Out For a Walk

A man is out for a walk in his neighborhood in an affluent niche of Silicon Valley, a lovely historic district home to a vibrant downtown scene, surrounded by loads of charming old homes lovingly restored and maintained, interspersed with attractive new construction here and there. It’s late afternoon on a bright, sunny day.

As he approaches the driveway of a downtown parking lot, a police car screeches out in front of him, blocking his way; he notices a shadow on the sidewalk in front of him cast by a police officer rushing up from behind, shouting at him. Several other police officers run up from different directions, all shouting at him.

As you might imagine, the man is now frightened, perplexed and shaking. The fight or flight response engages, but he stands his ground. The police are agitated. Tensions are running high.

The first police officer is shouting, “Are you deaf or something? I’ve been calling for you to stop,” to which the man replies, “I am hearing impaired, I didn’t hear you. I can’t hear someone calling to me from behind.”

The man speaks clearly and without an obvious speech impediment. The cop regards him suspiciously. The man gestures to the hearing aids in both ears as proof of his claim.

Another of the cops, angry and belligerent, gets right up in the man’s face. “Are those things in your ears turned up now? We need to talk to you!”
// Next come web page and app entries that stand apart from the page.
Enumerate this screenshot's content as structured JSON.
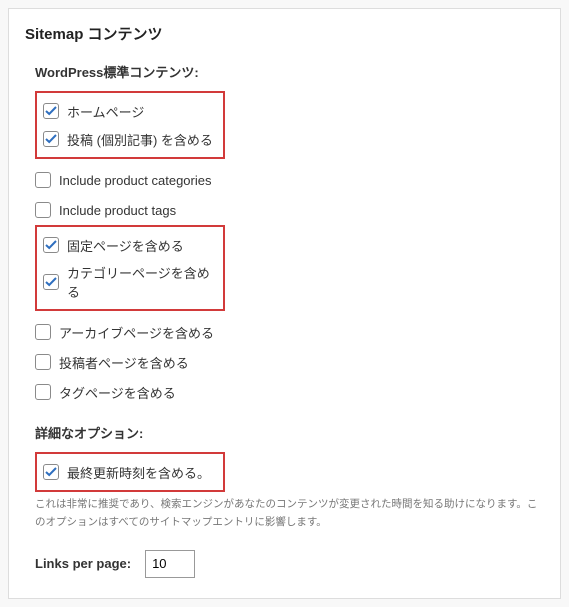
{
  "panel": {
    "title": "Sitemap コンテンツ"
  },
  "standard": {
    "label": "WordPress標準コンテンツ:",
    "group1": [
      {
        "checked": true,
        "label": "ホームページ"
      },
      {
        "checked": true,
        "label": "投稿 (個別記事) を含める"
      }
    ],
    "loose1": [
      {
        "checked": false,
        "label": "Include product categories"
      },
      {
        "checked": false,
        "label": "Include product tags"
      }
    ],
    "group2": [
      {
        "checked": true,
        "label": "固定ページを含める"
      },
      {
        "checked": true,
        "label": "カテゴリーページを含める"
      }
    ],
    "loose2": [
      {
        "checked": false,
        "label": "アーカイブページを含める"
      },
      {
        "checked": false,
        "label": "投稿者ページを含める"
      },
      {
        "checked": false,
        "label": "タグページを含める"
      }
    ]
  },
  "advanced": {
    "label": "詳細なオプション:",
    "group": [
      {
        "checked": true,
        "label": "最終更新時刻を含める。"
      }
    ],
    "help": "これは非常に推奨であり、検索エンジンがあなたのコンテンツが変更された時間を知る助けになります。このオプションはすべてのサイトマップエントリに影響します。"
  },
  "links": {
    "label": "Links per page:",
    "value": "10"
  }
}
The angry questioning that follows reveals that the man fits the general description of someone reported by a local business several blocks away for causing trouble.

The police demand ID. The man doesn’t have any with him; he merely stepped out for a walk for some exercise. He’s only blocks from his home. He offers to accompany the police officers to his apartment to produce ID. They decline, instead demanding to know his name so they can run it through their system. The system returns no record of warrants or offenses.

Unable to determine that he’s the culprit, the police tersely dismiss him. Too shaken to continue his walk, he returns home to process what just happened to him. The scene replays over and over in his mind. Anger, fear, confusion, frustration.

To this day, recalling the incident causes him a physical reaction; shaking, elevated heart rate. His flight reaction still engages.

As you may have guessed by now, I was that man. I’ve been thinking a lot lately about how that situation might have turned out if my skin was a different color. Would I be here to tell my story? If not, how would it be told by the survivors and the media?

Lucky for me, we’ll never know.

originally published on Facebook